--- Problem requirements ---
Scan the material that follows for lines with "Order". Answer with how many there are, nothing else.

--- Records for this exercise ---
--- START ---

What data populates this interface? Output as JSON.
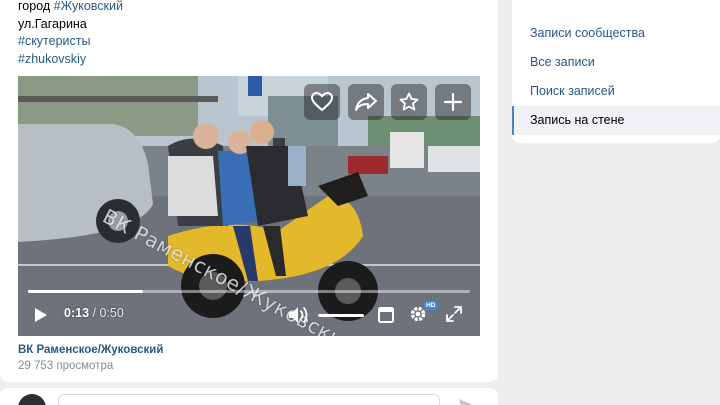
{
  "post": {
    "line1_prefix": "город ",
    "line1_tag": "#Жуковский",
    "line2": "ул.Гагарина",
    "tag2": "#скутеристы",
    "tag3": "#zhukovskiy"
  },
  "video": {
    "watermark": "ВК Раменское/Жуковский",
    "time_current": "0:13",
    "time_separator": " / ",
    "time_total": "0:50",
    "progress": 0.26,
    "volume": 1.0,
    "hd_badge": "HD",
    "actions": [
      "heart-icon",
      "share-icon",
      "star-icon",
      "plus-icon"
    ],
    "controls": [
      "play-icon",
      "volume-icon",
      "fullscreen-window-icon",
      "settings-icon",
      "expand-icon"
    ]
  },
  "footer": {
    "source": "ВК Раменское/Жуковский",
    "views": "29 753 просмотра"
  },
  "sidebar": {
    "items": [
      {
        "label": "Записи сообщества"
      },
      {
        "label": "Все записи"
      },
      {
        "label": "Поиск записей"
      },
      {
        "label": "Запись на стене"
      }
    ],
    "active_index": 3
  },
  "colors": {
    "link": "#2a5885",
    "accent": "#5181b8",
    "hd": "#3f8ae0",
    "page_bg": "#edeef0"
  }
}
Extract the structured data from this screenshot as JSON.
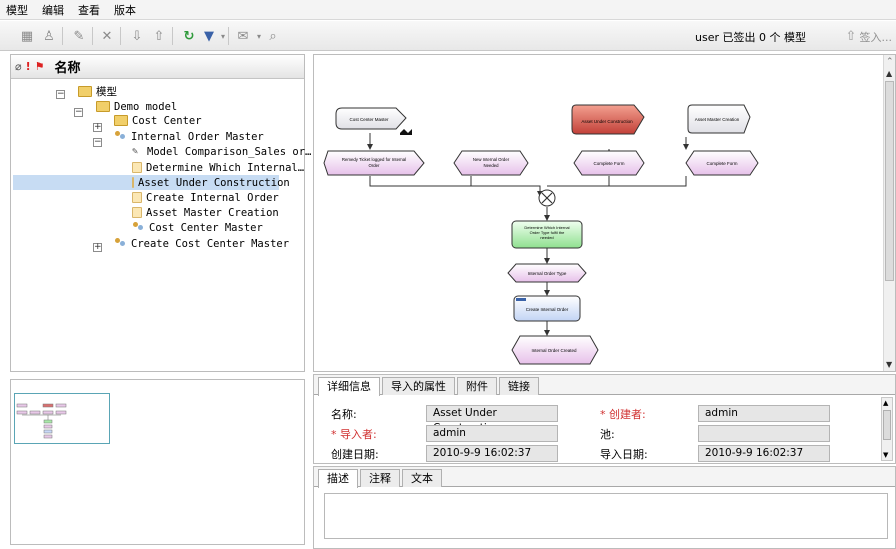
{
  "menu": [
    "模型",
    "编辑",
    "查看",
    "版本"
  ],
  "toolbar": {
    "status": "user 已签出 0 个 模型",
    "signin": "签入..."
  },
  "tree": {
    "header_title": "名称",
    "rows": [
      {
        "label": "模型",
        "indent": 0
      },
      {
        "label": "Demo model",
        "indent": 1
      },
      {
        "label": "Cost Center",
        "indent": 2
      },
      {
        "label": "Internal Order Master",
        "indent": 2
      },
      {
        "label": "Model Comparison_Sales or…",
        "indent": 3
      },
      {
        "label": "Determine Which Internal…",
        "indent": 3
      },
      {
        "label": "Asset Under Construction",
        "indent": 3
      },
      {
        "label": "Create Internal Order",
        "indent": 3
      },
      {
        "label": "Asset Master Creation",
        "indent": 3
      },
      {
        "label": "Cost Center Master",
        "indent": 3
      },
      {
        "label": "Create Cost Center Master",
        "indent": 2
      }
    ]
  },
  "diagram": {
    "nodes": {
      "cost_center_master": "Cost Center Master",
      "asset_under_construction": "Asset Under Construction",
      "asset_master_creation": "Asset Master Creation",
      "remedy_ticket": "Remedy Ticket logged for Internal Order",
      "new_internal_order": "New Internal Order Needed",
      "complete_form_1": "Complete Form",
      "complete_form_2": "Complete Form",
      "determine_type": "Determine Which Internal Order Type fulfill the needed",
      "internal_order_type": "Internal Order Type",
      "create_internal_order": "Create Internal Order",
      "internal_order_created": "Internal Order Created"
    }
  },
  "details": {
    "tabs": [
      "详细信息",
      "导入的属性",
      "附件",
      "链接"
    ],
    "fields": {
      "name_label": "名称:",
      "name_value": "Asset Under Construction",
      "creator_label": "* 创建者:",
      "creator_value": "admin",
      "importer_label": "* 导入者:",
      "importer_value": "admin",
      "pool_label": "池:",
      "pool_value": "",
      "created_date_label": "创建日期:",
      "created_date_value": "2010-9-9 16:02:37",
      "import_date_label": "导入日期:",
      "import_date_value": "2010-9-9 16:02:37"
    }
  },
  "desc": {
    "tabs": [
      "描述",
      "注释",
      "文本"
    ]
  }
}
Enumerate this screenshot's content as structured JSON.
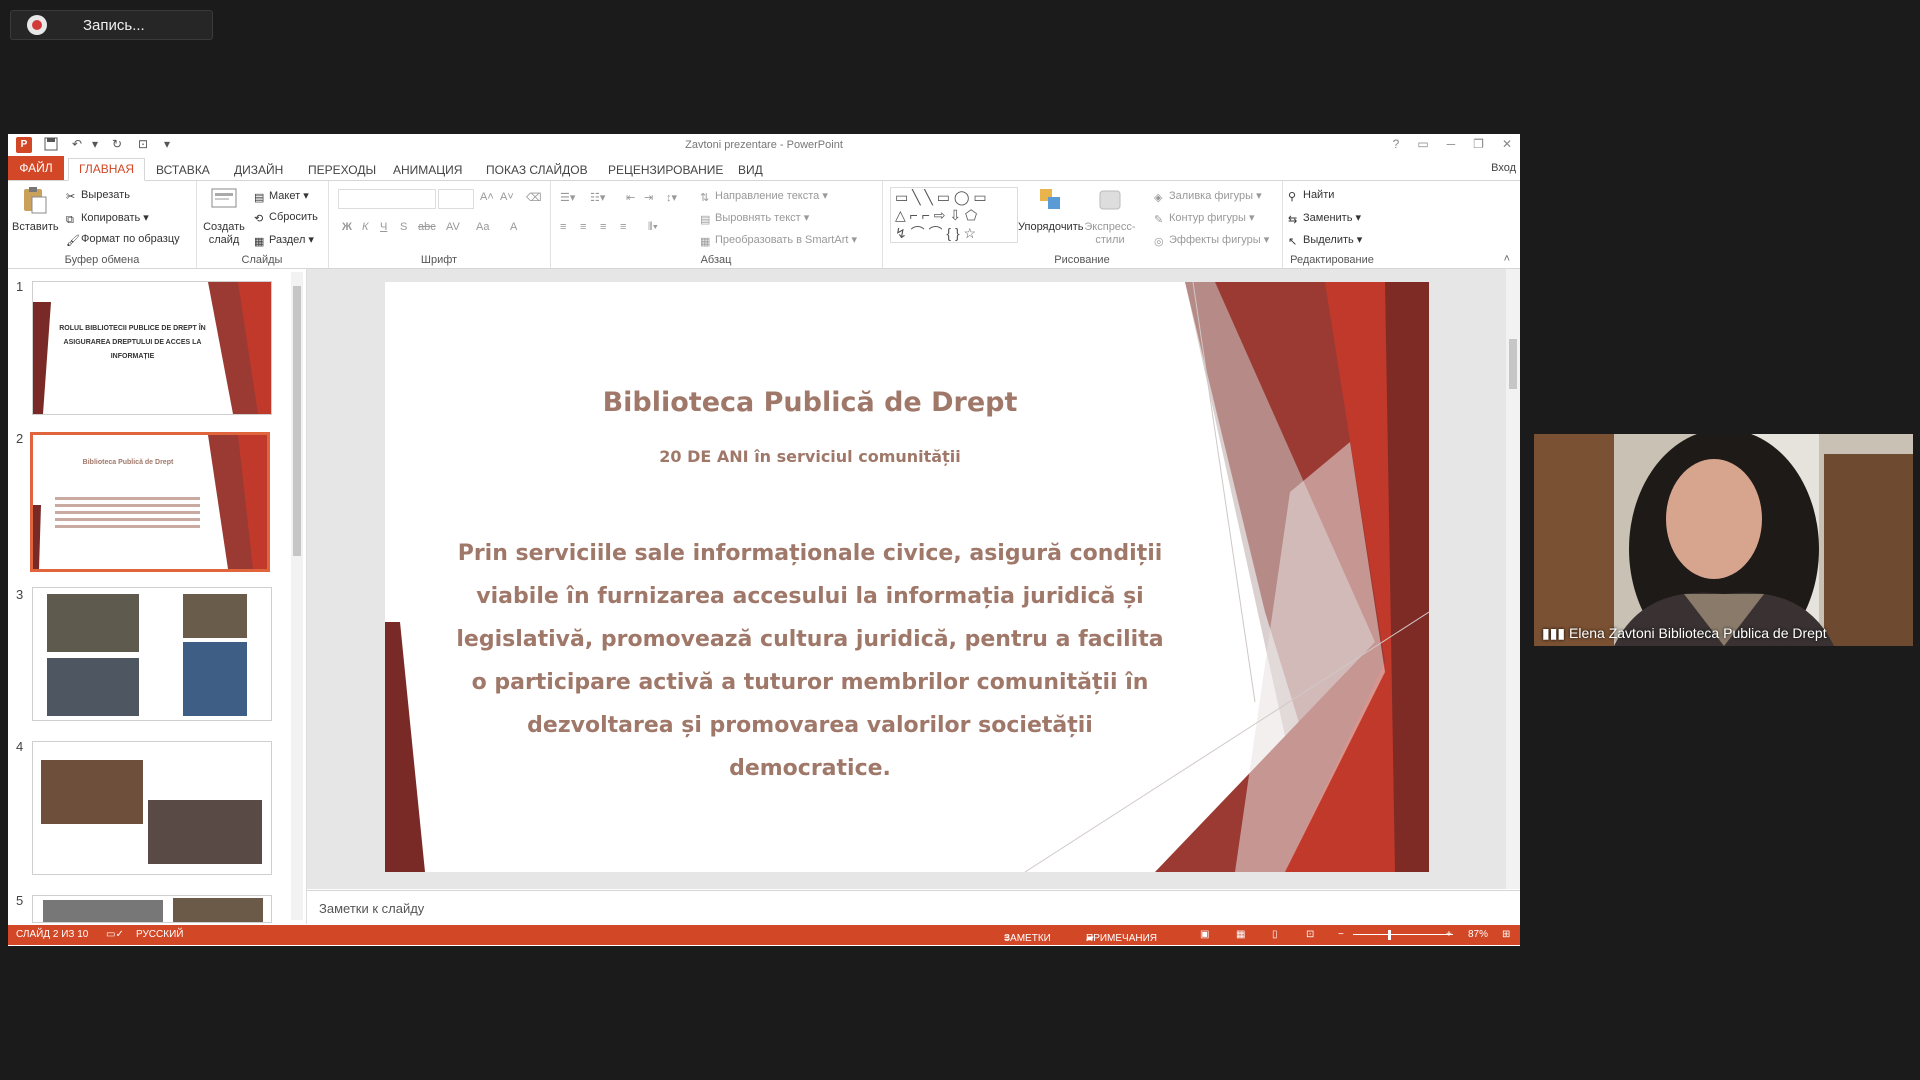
{
  "recording": {
    "label": "Запись..."
  },
  "window": {
    "title": "Zavtoni prezentare - PowerPoint",
    "login": "Вход"
  },
  "tabs": [
    "ФАЙЛ",
    "ГЛАВНАЯ",
    "ВСТАВКА",
    "ДИЗАЙН",
    "ПЕРЕХОДЫ",
    "АНИМАЦИЯ",
    "ПОКАЗ СЛАЙДОВ",
    "РЕЦЕНЗИРОВАНИЕ",
    "ВИД"
  ],
  "ribbon": {
    "clipboard": {
      "paste": "Вставить",
      "cut": "Вырезать",
      "copy": "Копировать",
      "format_painter": "Формат по образцу",
      "label": "Буфер обмена"
    },
    "slides": {
      "new_slide": "Создать слайд",
      "layout": "Макет",
      "reset": "Сбросить",
      "section": "Раздел",
      "label": "Слайды"
    },
    "font": {
      "label": "Шрифт"
    },
    "paragraph": {
      "text_direction": "Направление текста",
      "align_text": "Выровнять текст",
      "smartart": "Преобразовать в SmartArt",
      "label": "Абзац"
    },
    "drawing": {
      "arrange": "Упорядочить",
      "quick_styles": "Экспресс-стили",
      "shape_fill": "Заливка фигуры",
      "shape_outline": "Контур фигуры",
      "shape_effects": "Эффекты фигуры",
      "label": "Рисование"
    },
    "editing": {
      "find": "Найти",
      "replace": "Заменить",
      "select": "Выделить",
      "label": "Редактирование"
    }
  },
  "thumbnails": [
    {
      "num": "1",
      "title": "ROLUL BIBLIOTECII PUBLICE DE DREPT ÎN ASIGURAREA DREPTULUI DE ACCES LA INFORMAȚIE"
    },
    {
      "num": "2",
      "title": "Biblioteca Publică de Drept"
    },
    {
      "num": "3",
      "title": ""
    },
    {
      "num": "4",
      "title": ""
    },
    {
      "num": "5",
      "title": ""
    }
  ],
  "slide": {
    "title": "Biblioteca Publică de Drept",
    "subtitle": "20 DE ANI în serviciul comunității",
    "body": "Prin serviciile sale informaționale civice, asigură condiții viabile în furnizarea accesului la informația juridică și legislativă, promovează cultura juridică, pentru a facilita o participare activă a tuturor membrilor comunității în dezvoltarea și promovarea valorilor societății democratice."
  },
  "notes_placeholder": "Заметки к слайду",
  "status": {
    "slide_info": "СЛАЙД 2 ИЗ 10",
    "language": "РУССКИЙ",
    "notes": "ЗАМЕТКИ",
    "comments": "ПРИМЕЧАНИЯ",
    "zoom": "87%"
  },
  "participant": {
    "name": "Elena Zavtoni Biblioteca Publica de Drept"
  },
  "colors": {
    "accent": "#d24726",
    "slide_text": "#a0786a",
    "dark_red": "#7a2a26"
  }
}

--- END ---

--- Written answer ---
8